» Exercise materials:

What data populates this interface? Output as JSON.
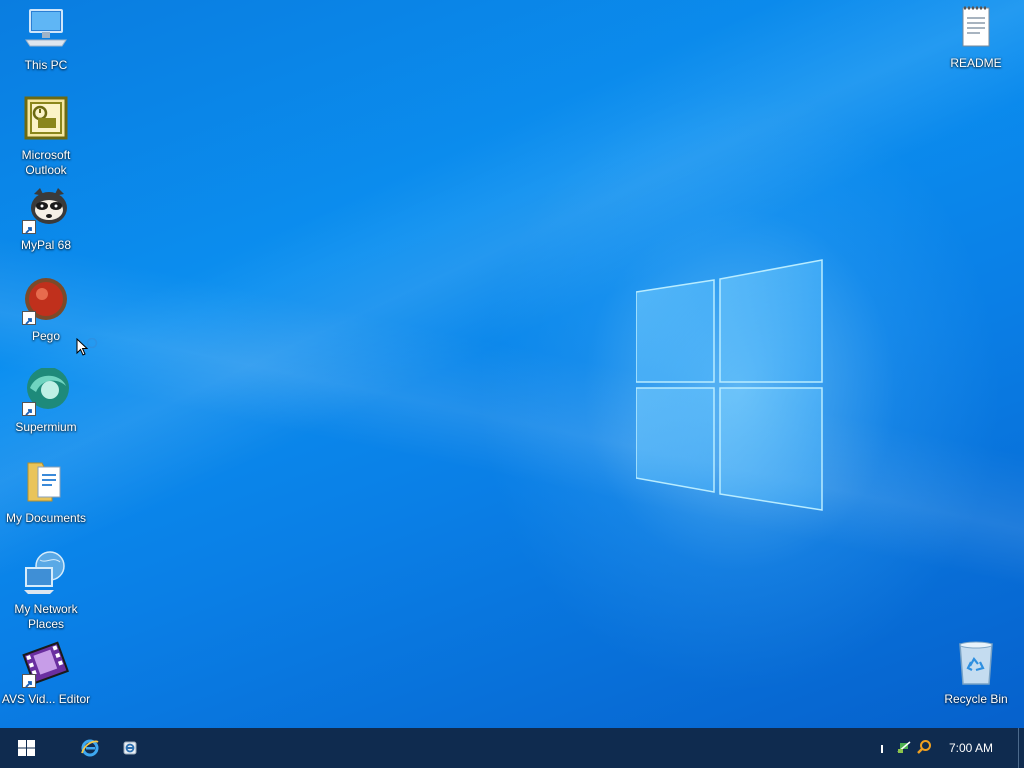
{
  "desktop": {
    "icons": [
      {
        "name": "this-pc",
        "label": "This PC",
        "icon": "computer-icon"
      },
      {
        "name": "microsoft-outlook",
        "label": "Microsoft Outlook",
        "icon": "outlook-icon"
      },
      {
        "name": "mypal-68",
        "label": "MyPal 68",
        "icon": "mypal-raccoon-icon"
      },
      {
        "name": "pego",
        "label": "Pego",
        "icon": "pego-icon"
      },
      {
        "name": "supermium",
        "label": "Supermium",
        "icon": "supermium-icon"
      },
      {
        "name": "my-documents",
        "label": "My Documents",
        "icon": "folder-documents-icon"
      },
      {
        "name": "my-network-places",
        "label": "My Network Places",
        "icon": "network-places-icon"
      },
      {
        "name": "avs-video-editor",
        "label": "AVS Vid... Editor",
        "icon": "avs-film-icon"
      },
      {
        "name": "readme",
        "label": "README",
        "icon": "notepad-file-icon"
      },
      {
        "name": "recycle-bin",
        "label": "Recycle Bin",
        "icon": "recycle-bin-icon"
      }
    ]
  },
  "taskbar": {
    "start_icon": "windows-start-icon",
    "pinned": [
      {
        "name": "internet-explorer",
        "icon": "internet-explorer-icon"
      },
      {
        "name": "app-launcher",
        "icon": "app-gear-icon"
      }
    ],
    "tray": {
      "icons": [
        "network-tray-icon",
        "search-tray-icon"
      ],
      "clock": "7:00 AM"
    }
  },
  "colors": {
    "desktop_blue": "#0a7de0",
    "taskbar": "#0f2b4f"
  }
}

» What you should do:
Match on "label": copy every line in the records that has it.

» Output for this task:
        "label": "This PC",
        "label": "Microsoft Outlook",
        "label": "MyPal 68",
        "label": "Pego",
        "label": "Supermium",
        "label": "My Documents",
        "label": "My Network Places",
        "label": "AVS Vid... Editor",
        "label": "README",
        "label": "Recycle Bin",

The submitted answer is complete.